* What you are asked to do *
The entries are to be duplicated exactly, with nothing left out.

* Dataset excerpts *
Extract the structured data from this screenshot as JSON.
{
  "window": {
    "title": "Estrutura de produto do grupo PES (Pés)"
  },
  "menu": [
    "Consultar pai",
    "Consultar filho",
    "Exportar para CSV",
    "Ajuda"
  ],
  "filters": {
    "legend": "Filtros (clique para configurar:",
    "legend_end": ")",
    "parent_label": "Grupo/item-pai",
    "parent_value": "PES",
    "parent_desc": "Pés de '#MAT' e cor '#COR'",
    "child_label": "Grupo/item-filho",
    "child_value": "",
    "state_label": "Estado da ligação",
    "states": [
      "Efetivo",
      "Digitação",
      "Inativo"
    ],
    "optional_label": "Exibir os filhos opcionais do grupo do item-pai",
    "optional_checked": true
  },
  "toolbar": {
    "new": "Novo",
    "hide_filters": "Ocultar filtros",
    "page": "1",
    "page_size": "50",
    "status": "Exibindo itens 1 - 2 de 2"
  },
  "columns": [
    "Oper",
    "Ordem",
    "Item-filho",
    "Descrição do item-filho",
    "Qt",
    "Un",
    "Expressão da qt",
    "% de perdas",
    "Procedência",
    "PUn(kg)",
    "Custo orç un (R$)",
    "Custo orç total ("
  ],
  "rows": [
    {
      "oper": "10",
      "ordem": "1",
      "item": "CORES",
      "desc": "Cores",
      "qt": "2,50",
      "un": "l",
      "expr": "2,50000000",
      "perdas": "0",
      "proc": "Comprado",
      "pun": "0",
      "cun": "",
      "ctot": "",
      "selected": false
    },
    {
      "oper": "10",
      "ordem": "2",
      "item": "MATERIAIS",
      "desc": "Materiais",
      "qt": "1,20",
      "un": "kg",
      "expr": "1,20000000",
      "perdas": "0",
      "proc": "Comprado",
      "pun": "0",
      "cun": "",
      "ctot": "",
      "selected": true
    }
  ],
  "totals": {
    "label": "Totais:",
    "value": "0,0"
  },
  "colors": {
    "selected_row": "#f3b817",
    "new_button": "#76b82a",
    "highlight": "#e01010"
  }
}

* Your response *
Extract the structured data from this screenshot as JSON.
{
  "window": {
    "title": "Estrutura de produto do grupo PES (Pés)"
  },
  "menu": [
    "Consultar pai",
    "Consultar filho",
    "Exportar para CSV",
    "Ajuda"
  ],
  "filters": {
    "legend": "Filtros (clique para configurar:",
    "legend_end": ")",
    "parent_label": "Grupo/item-pai",
    "parent_value": "PES",
    "parent_desc": "Pés de '#MAT' e cor '#COR'",
    "child_label": "Grupo/item-filho",
    "child_value": "",
    "state_label": "Estado da ligação",
    "states": [
      "Efetivo",
      "Digitação",
      "Inativo"
    ],
    "optional_label": "Exibir os filhos opcionais do grupo do item-pai",
    "optional_checked": true
  },
  "toolbar": {
    "new": "Novo",
    "hide_filters": "Ocultar filtros",
    "page": "1",
    "page_size": "50",
    "status": "Exibindo itens 1 - 2 de 2"
  },
  "columns": [
    "Oper",
    "Ordem",
    "Item-filho",
    "Descrição do item-filho",
    "Qt",
    "Un",
    "Expressão da qt",
    "% de perdas",
    "Procedência",
    "PUn(kg)",
    "Custo orç un (R$)",
    "Custo orç total ("
  ],
  "rows": [
    {
      "oper": "10",
      "ordem": "1",
      "item": "CORES",
      "desc": "Cores",
      "qt": "2,50",
      "un": "l",
      "expr": "2,50000000",
      "perdas": "0",
      "proc": "Comprado",
      "pun": "0",
      "cun": "",
      "ctot": "",
      "selected": false
    },
    {
      "oper": "10",
      "ordem": "2",
      "item": "MATERIAIS",
      "desc": "Materiais",
      "qt": "1,20",
      "un": "kg",
      "expr": "1,20000000",
      "perdas": "0",
      "proc": "Comprado",
      "pun": "0",
      "cun": "",
      "ctot": "",
      "selected": true
    }
  ],
  "totals": {
    "label": "Totais:",
    "value": "0,0"
  },
  "colors": {
    "selected_row": "#f3b817",
    "new_button": "#76b82a",
    "highlight": "#e01010"
  }
}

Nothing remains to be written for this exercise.